In terms of an "evaluation copy", the best that you will be able to do is have Mercury come out and demo their product for you. During that demo, they may even create a small load test to show how you can test your application.
Generally speaking, Mercury tends to operate under the perspective that they will come out and demo their product (especially Load Runner)...but won't provide an eval copy as that may allow you to complete all testing...which, in turn, would mean that Mercury loses out on revenue.
Bottom line: you can have Mercury come out for a demo...but you won't get an eval copy of Load Runner.
Cyberentomological Detection, Prevention, and Eradication Specialist
"The single biggest problem in communication is the illusion that it has taken place."
-George Bernard Shaw, Irish playwright and Nobel Prize winner, 1856-1950
just to add a few words, - the reason Mercury doesn't give it for "evaluation" is very simple: it is practically impossible to evaluate it by yourself.
P.S. BTW, this explains why all the articles [published in quite respectable magazines] which compare the loadtesting tools from the diff vendors just can't give the reader an objective overview. They try but they merely can't :-)
In fact, - there is no unambiguous decision. Just because it includes not the tool and its cute features - but support, availability of professional services, learning curve, integrability etc as well.
Resume of the above:
The evaluation steps are -
- decide what are the major and minor key functionality you need. Major means you can't live without. Minor means "nice to have".
- Try everything by yourself. Ask the representatives from Mercury/other companies to show you the answers.

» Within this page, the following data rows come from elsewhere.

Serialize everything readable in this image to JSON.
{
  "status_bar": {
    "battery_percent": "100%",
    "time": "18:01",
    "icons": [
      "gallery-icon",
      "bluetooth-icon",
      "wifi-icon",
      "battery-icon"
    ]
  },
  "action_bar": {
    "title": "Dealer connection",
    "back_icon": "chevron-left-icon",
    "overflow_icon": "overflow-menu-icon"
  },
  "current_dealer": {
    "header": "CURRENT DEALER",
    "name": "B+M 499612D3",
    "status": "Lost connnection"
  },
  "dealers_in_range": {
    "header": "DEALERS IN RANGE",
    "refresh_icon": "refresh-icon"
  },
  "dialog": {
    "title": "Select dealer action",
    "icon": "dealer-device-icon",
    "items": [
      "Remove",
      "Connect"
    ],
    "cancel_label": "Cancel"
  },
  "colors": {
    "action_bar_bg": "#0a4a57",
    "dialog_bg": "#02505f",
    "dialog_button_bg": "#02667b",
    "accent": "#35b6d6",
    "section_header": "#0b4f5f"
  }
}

- Calculate investments for tools' usage. Price, maitenance, learning curve, implementation constrains and day by day use (the most expensive).